Once the new runs have been allowed to set in the adhesive, you need to apply the 3M NF30 (Milloxane) sealant. Although the can sent by Magnepan had a small brush applicator included I decided to use a 1" foam brush for applying the sealant. I applied two light coats, waiting 12 hours between each one. Light coats is the key here as you want the mylar to remain flexible.
While these were drying I decided to work on the crossover network. I had ordered some replacement capacitors as I assumed the existing ones would be dried out after 40 years and the values changed. Just for grins, after removing the caps, I tested them on my little component tester. Yep, confirmed; both capacitors were definitely way out of spec. They were supposed to be 12mfd and tested out as roughly 38mfd; definitely changing the bandwidth of the circuit.
I also decided to replace the "connection block" (nothing more than some connector rings riveted to the mounting plate) with something a bit more forgiving to work with. The old connections were made using silver solder due to the dissimilar metals being used (copper wires, copper connectors and aluminum wires). Although I was trained in the Navy on how to solder to aluminum with silver solder, the process is not easy and I'm far out of practice. All pieces to be soldered need to be scrupulously clean and heated to the right temperature. I made one attempt and decided on a better method. I substituted a standard screw terminal connection block. All wires/component wires were sanded clean, dipped in No-Ox-ID (to prevent oxidation/corrosion) and then placed into the block.
1st pic shows entire panel coated with Milloxane

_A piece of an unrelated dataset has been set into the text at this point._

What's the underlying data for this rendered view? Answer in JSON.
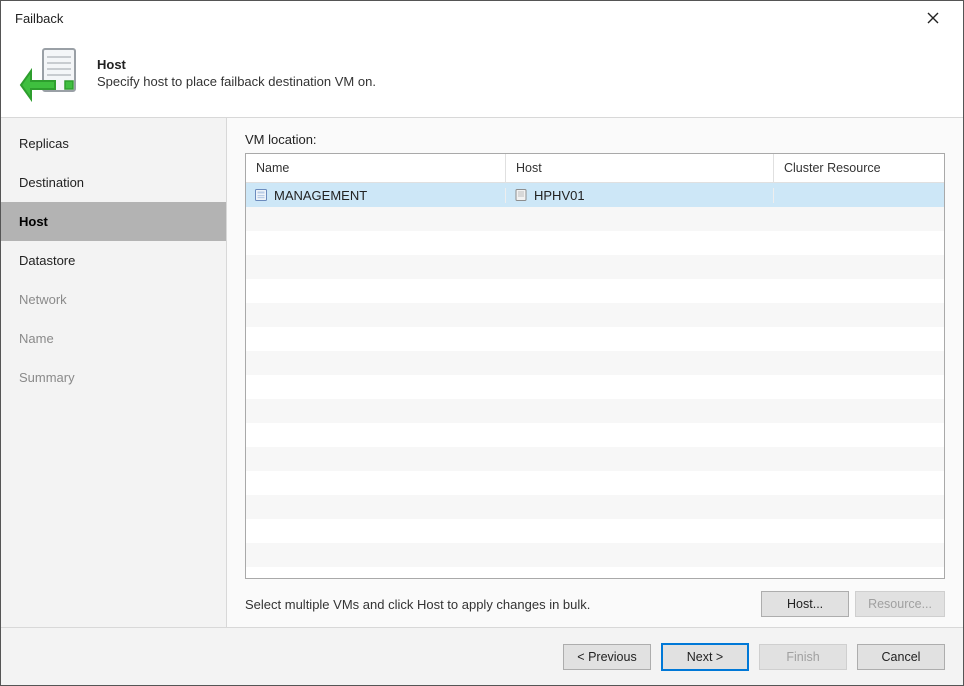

2nd pic shows original crossover network with connections
3rd / 4th pic shows tested value of old capacitors
5th pic shows new connection block with new capacitor